What, besides mortgage and taxes, do you think is the most expensive thing for a landlord to pay for?

I get all kinds of interesting answers…things like water, mowing the lawn, painting. All of which are wrong.

Come on, confess. There was a point at some time in your life (probably college) when you lived on the top floor of an old building, it got hot in your apartment and you opened the windows. In January.

You weren’t doing it to punish your landlord. Well…maybe. More likely, you were young and simply didn’t understand the relationship between the open windows and the amount of your rent.

Of course, as soon as you bought your first home, you set the thermostat at “arctic” and decided that old, warm Norwegian sweater in the cedar closet was actually timeless and never out of style.

When evaluating a property to buy, it’s important to keep those little life lessons in mind. Given two equal properties, it’s always preferable to buy the one where there are separate furnaces.

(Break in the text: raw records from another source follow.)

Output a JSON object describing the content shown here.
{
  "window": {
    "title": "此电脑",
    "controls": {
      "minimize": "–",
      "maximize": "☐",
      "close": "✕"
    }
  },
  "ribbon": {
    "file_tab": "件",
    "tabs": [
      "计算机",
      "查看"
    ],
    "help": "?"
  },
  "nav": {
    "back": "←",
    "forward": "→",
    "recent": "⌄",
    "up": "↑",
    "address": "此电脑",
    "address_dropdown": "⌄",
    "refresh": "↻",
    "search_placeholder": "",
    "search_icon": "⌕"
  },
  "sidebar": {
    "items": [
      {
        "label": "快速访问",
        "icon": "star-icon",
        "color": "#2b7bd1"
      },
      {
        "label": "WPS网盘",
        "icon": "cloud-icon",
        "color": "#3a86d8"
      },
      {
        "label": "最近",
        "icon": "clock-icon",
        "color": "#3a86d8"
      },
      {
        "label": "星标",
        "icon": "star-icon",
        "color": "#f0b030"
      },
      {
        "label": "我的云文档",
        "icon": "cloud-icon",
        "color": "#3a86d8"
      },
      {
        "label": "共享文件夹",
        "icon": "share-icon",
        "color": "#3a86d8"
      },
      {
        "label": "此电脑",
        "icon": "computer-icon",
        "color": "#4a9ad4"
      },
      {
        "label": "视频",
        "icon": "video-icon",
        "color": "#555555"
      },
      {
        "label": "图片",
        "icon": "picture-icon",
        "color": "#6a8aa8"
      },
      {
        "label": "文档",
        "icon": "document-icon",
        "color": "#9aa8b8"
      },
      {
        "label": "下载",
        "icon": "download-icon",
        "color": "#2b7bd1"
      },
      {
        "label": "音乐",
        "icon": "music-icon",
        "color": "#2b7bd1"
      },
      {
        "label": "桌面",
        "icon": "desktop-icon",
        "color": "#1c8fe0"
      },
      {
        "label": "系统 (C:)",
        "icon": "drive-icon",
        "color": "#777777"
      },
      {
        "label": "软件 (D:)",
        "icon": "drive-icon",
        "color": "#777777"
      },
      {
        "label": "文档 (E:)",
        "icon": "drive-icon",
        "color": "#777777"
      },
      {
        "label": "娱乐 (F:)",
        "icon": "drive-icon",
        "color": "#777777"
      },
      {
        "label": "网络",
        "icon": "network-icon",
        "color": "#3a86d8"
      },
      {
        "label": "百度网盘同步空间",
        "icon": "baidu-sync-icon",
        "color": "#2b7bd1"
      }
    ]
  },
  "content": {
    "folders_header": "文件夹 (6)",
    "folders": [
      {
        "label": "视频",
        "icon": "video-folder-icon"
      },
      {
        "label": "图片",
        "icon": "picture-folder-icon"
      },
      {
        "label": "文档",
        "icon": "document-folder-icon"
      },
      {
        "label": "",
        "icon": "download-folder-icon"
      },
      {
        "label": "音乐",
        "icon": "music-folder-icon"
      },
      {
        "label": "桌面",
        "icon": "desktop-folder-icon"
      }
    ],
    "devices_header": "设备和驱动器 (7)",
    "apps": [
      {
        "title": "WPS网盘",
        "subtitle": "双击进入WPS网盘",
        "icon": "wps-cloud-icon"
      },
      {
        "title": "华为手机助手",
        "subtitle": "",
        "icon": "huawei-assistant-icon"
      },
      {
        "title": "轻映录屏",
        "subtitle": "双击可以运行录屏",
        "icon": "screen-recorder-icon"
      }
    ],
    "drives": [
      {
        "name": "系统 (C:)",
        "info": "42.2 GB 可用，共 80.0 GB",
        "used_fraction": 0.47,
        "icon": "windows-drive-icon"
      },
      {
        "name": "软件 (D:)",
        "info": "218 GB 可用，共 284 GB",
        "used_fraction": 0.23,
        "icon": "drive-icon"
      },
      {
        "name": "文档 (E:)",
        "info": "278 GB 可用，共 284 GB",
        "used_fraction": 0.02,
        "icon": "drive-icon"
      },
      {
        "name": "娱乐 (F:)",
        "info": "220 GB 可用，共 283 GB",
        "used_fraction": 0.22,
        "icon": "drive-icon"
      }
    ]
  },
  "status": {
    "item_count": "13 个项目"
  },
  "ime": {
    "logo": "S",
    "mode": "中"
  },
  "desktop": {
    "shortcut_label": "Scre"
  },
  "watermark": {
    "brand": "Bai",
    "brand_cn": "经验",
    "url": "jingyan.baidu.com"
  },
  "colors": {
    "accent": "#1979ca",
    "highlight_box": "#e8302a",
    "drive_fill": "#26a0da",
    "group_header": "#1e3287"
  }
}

That doesn’t mean a shared heating system is necessarily a bad investment. It just means that since the property is going to cost you more to own, it’s wise to purchase it at a lower price.